  1. The right to know—access the information authorities hold.

  2. The right to participate—have a genuine say in decision-making.

  3. The right to challenge—seek legal remedy if decisions are made illegally or not in the public interest.

These environmental community rights function as a system, not as a series of disconnected rights. Each right interacts with and supports the function of the others—so it’s essential that all three are embedded in laws, policies and regulations or there will be critical gaps in the integrity of environmental decision-making by governments and corporations across Australia.

Recognising First Nations' rights

First Nations people have unique internationally-recognised rights that should be enshrined in Australian law and practice, as set out by the United Nations Declaration on the Rights of Indigenous Peoples (UNDRIP) and other UN agreements.

UNDRIP codified a universal framework of minimum standards for the survival, dignity and well-being of the First Nations peoples of the world—a declaration that Australia endorsed in 2009 but is yet to implement.

Over thousands of generations, hundreds of culturally diverse First Nations communities have lived on this continent we call Australia, living as one with cultural landscapes and applying sustainable management and cultural practices. First Nations communities continue to remain strongly connected with their living culture, despite legal and political systems continuing to deny and disrespect their cultural authority and human rights.

The destruction of Juukan Gorge sacred sites highlights the systematic failure to embed Indigenous rights, as listed in the UNDRIP, in relevant Commonwealth and state laws and practice.

Indigenous rights, including to give or withhold free, prior and informed consent, need to be embedded in the laws and practices of all jurisdictions of Australian governments, corporations and organisations.

Building free, prior and informed consent requirements into our laws will empower First Nations peoples to have their say and be in control of their cultural heritage.
Traditional Custodians want a frack-free Kimberley

Traditional Custodians want a frack-free Kimberley

WARNING: Aboriginal and Torres Strait Islander viewers are warned that the following article contains images and words of a deceased person.

Community rights: Who holds the power?

Our latest report, based on legal analysis from the Environmental Defender's Office, reveals the lack of environmental community rights currently provided by governments across the country.

Key findings

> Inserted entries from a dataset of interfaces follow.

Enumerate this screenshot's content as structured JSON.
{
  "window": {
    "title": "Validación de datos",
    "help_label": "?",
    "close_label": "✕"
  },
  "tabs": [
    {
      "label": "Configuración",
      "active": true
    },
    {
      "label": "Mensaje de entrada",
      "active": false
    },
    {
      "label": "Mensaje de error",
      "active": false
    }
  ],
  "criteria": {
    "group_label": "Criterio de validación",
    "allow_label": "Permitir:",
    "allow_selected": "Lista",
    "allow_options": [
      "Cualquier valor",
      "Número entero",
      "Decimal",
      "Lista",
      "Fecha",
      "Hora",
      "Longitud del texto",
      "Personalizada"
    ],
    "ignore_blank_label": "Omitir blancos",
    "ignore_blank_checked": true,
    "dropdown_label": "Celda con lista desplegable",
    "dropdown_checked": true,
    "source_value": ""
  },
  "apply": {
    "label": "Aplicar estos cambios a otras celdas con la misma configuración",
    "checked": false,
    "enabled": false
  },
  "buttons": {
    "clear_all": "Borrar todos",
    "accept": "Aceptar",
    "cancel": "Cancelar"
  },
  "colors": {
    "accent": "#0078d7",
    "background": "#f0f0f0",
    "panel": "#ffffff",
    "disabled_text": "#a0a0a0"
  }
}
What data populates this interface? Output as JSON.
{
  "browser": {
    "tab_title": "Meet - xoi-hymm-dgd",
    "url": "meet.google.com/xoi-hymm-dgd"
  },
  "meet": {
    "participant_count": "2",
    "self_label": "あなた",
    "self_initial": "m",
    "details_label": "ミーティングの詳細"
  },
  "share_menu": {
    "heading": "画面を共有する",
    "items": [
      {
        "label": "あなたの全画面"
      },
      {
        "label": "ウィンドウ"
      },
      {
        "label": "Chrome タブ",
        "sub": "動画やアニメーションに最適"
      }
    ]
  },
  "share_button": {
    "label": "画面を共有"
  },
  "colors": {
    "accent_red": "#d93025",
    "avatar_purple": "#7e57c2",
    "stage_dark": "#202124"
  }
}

  • Australia’s current system of environmental decision-making is not working for the environment or communities
  • The inconsistent and patchy application of environmental community rights ensures decision-making is weighted in favour of corporations and vested interests
  • There is no national approach to environmental community rights. Each jurisdiction provides for the rights to different degrees, yet overall the extent to which they are upheld is weak to limited
  • Across the continent, there is inadequate transparency and accountability in environmental decision-making
  • Meaningful community participation is fundamental to transparent and accountable government
“People do not have a full range of rights in relation to environment and planning decisions anywhere in Australia.”—Rachel Walmsley, Environmental Defenders Office

How the people feel